§ **WHAT TO DO**
Reproduce the records that follow in full, excluding any picture they contain.

[RECORDS PROVIDED Boundary: Start]

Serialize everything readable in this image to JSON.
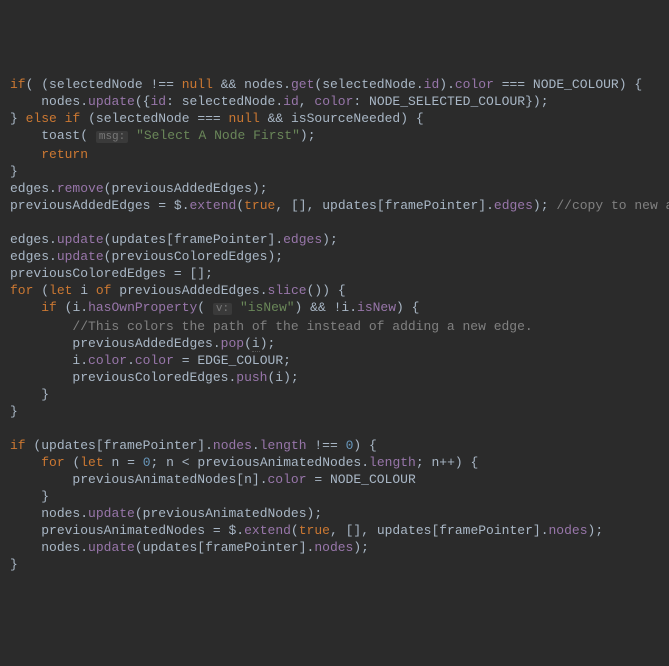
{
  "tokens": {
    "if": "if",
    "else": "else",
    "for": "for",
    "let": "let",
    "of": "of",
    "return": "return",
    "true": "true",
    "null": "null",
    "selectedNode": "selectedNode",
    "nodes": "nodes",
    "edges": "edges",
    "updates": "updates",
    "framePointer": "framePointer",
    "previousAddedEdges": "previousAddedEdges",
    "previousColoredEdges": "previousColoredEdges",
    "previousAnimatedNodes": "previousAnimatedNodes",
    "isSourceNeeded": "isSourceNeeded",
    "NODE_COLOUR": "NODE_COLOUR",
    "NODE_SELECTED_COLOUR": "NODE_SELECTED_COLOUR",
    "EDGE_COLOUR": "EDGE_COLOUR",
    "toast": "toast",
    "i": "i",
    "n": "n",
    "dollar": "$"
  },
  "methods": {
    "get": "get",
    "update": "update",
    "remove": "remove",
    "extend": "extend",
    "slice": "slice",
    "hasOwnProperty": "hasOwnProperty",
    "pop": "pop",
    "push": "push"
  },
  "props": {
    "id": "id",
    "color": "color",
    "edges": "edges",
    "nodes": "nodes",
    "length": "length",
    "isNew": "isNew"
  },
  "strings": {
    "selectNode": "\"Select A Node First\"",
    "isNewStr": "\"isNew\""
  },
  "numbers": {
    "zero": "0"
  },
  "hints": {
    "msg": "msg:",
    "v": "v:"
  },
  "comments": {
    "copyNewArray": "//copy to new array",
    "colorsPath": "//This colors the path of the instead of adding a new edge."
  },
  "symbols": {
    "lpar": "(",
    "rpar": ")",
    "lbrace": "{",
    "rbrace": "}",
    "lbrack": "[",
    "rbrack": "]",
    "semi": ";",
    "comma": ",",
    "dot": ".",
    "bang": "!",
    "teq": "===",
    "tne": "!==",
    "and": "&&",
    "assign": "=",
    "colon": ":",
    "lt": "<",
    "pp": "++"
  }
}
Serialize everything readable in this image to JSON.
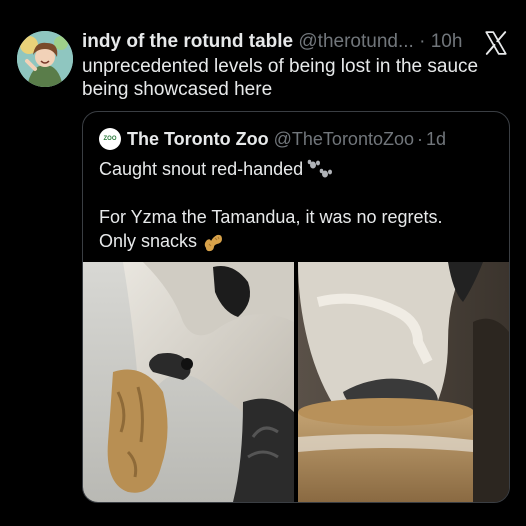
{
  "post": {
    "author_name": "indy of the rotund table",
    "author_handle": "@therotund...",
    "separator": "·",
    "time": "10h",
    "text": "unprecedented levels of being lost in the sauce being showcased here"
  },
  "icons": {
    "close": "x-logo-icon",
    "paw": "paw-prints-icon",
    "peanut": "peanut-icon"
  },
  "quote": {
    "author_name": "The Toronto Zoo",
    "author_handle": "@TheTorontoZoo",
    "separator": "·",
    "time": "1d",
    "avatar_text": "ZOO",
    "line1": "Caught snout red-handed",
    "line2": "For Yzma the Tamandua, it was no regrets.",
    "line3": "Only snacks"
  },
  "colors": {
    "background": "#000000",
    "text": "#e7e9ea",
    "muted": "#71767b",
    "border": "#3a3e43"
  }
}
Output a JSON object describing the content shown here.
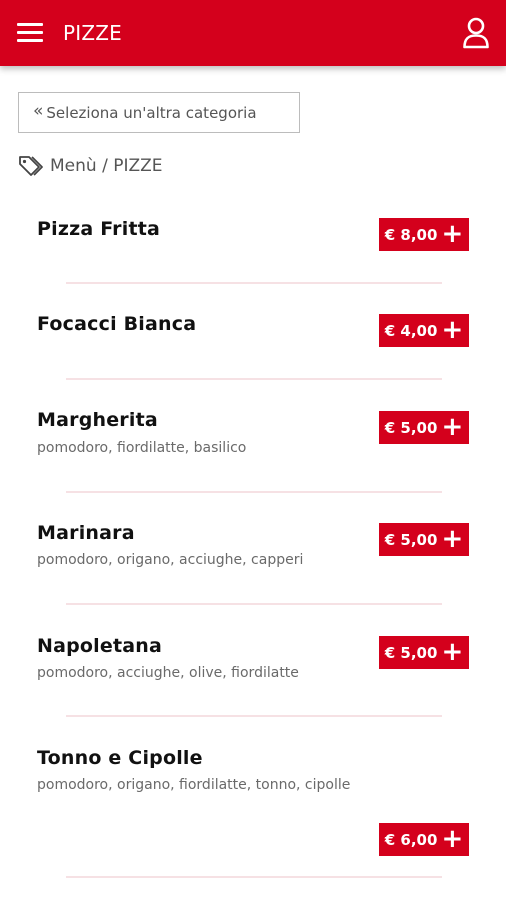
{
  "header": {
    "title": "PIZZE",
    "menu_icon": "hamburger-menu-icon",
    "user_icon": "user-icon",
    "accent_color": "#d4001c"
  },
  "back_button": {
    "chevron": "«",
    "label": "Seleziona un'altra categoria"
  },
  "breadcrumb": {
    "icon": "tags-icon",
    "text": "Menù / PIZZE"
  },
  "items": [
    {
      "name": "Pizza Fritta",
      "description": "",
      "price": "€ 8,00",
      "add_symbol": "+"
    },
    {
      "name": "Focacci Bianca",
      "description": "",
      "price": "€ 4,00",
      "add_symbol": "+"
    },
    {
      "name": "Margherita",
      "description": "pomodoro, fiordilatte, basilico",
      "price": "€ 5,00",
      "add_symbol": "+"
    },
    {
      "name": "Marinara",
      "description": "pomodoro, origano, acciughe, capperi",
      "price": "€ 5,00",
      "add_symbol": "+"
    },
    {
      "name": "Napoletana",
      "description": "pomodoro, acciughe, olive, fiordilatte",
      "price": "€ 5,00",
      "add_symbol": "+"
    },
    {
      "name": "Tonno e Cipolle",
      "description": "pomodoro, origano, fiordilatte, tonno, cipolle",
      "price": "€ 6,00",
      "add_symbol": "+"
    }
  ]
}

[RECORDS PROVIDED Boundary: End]

§ **FINISHED TASK**
Serialize everything readable in this image to JSON.
{
  "tokens": {
    "if": "if",
    "else": "else",
    "for": "for",
    "let": "let",
    "of": "of",
    "return": "return",
    "true": "true",
    "null": "null",
    "selectedNode": "selectedNode",
    "nodes": "nodes",
    "edges": "edges",
    "updates": "updates",
    "framePointer": "framePointer",
    "previousAddedEdges": "previousAddedEdges",
    "previousColoredEdges": "previousColoredEdges",
    "previousAnimatedNodes": "previousAnimatedNodes",
    "isSourceNeeded": "isSourceNeeded",
    "NODE_COLOUR": "NODE_COLOUR",
    "NODE_SELECTED_COLOUR": "NODE_SELECTED_COLOUR",
    "EDGE_COLOUR": "EDGE_COLOUR",
    "toast": "toast",
    "i": "i",
    "n": "n",
    "dollar": "$"
  },
  "methods": {
    "get": "get",
    "update": "update",
    "remove": "remove",
    "extend": "extend",
    "slice": "slice",
    "hasOwnProperty": "hasOwnProperty",
    "pop": "pop",
    "push": "push"
  },
  "props": {
    "id": "id",
    "color": "color",
    "edges": "edges",
    "nodes": "nodes",
    "length": "length",
    "isNew": "isNew"
  },
  "strings": {
    "selectNode": "\"Select A Node First\"",
    "isNewStr": "\"isNew\""
  },
  "numbers": {
    "zero": "0"
  },
  "hints": {
    "msg": "msg:",
    "v": "v:"
  },
  "comments": {
    "copyNewArray": "//copy to new array",
    "colorsPath": "//This colors the path of the instead of adding a new edge."
  },
  "symbols": {
    "lpar": "(",
    "rpar": ")",
    "lbrace": "{",
    "rbrace": "}",
    "lbrack": "[",
    "rbrack": "]",
    "semi": ";",
    "comma": ",",
    "dot": ".",
    "bang": "!",
    "teq": "===",
    "tne": "!==",
    "and": "&&",
    "assign": "=",
    "colon": ":",
    "lt": "<",
    "pp": "++"
  }
}
Serialize everything readable in this image to JSON.
{
  "post": {
    "author_name": "indy of the rotund table",
    "author_handle": "@therotund...",
    "separator": "·",
    "time": "10h",
    "text": "unprecedented levels of being lost in the sauce being showcased here"
  },
  "icons": {
    "close": "x-logo-icon",
    "paw": "paw-prints-icon",
    "peanut": "peanut-icon"
  },
  "quote": {
    "author_name": "The Toronto Zoo",
    "author_handle": "@TheTorontoZoo",
    "separator": "·",
    "time": "1d",
    "avatar_text": "ZOO",
    "line1": "Caught snout red-handed",
    "line2": "For Yzma the Tamandua, it was no regrets.",
    "line3": "Only snacks"
  },
  "colors": {
    "background": "#000000",
    "text": "#e7e9ea",
    "muted": "#71767b",
    "border": "#3a3e43"
  }
}
Output a JSON object describing the content shown here.
{
  "header": {
    "title": "PIZZE",
    "menu_icon": "hamburger-menu-icon",
    "user_icon": "user-icon",
    "accent_color": "#d4001c"
  },
  "back_button": {
    "chevron": "«",
    "label": "Seleziona un'altra categoria"
  },
  "breadcrumb": {
    "icon": "tags-icon",
    "text": "Menù / PIZZE"
  },
  "items": [
    {
      "name": "Pizza Fritta",
      "description": "",
      "price": "€ 8,00",
      "add_symbol": "+"
    },
    {
      "name": "Focacci Bianca",
      "description": "",
      "price": "€ 4,00",
      "add_symbol": "+"
    },
    {
      "name": "Margherita",
      "description": "pomodoro, fiordilatte, basilico",
      "price": "€ 5,00",
      "add_symbol": "+"
    },
    {
      "name": "Marinara",
      "description": "pomodoro, origano, acciughe, capperi",
      "price": "€ 5,00",
      "add_symbol": "+"
    },
    {
      "name": "Napoletana",
      "description": "pomodoro, acciughe, olive, fiordilatte",
      "price": "€ 5,00",
      "add_symbol": "+"
    },
    {
      "name": "Tonno e Cipolle",
      "description": "pomodoro, origano, fiordilatte, tonno, cipolle",
      "price": "€ 6,00",
      "add_symbol": "+"
    }
  ]
}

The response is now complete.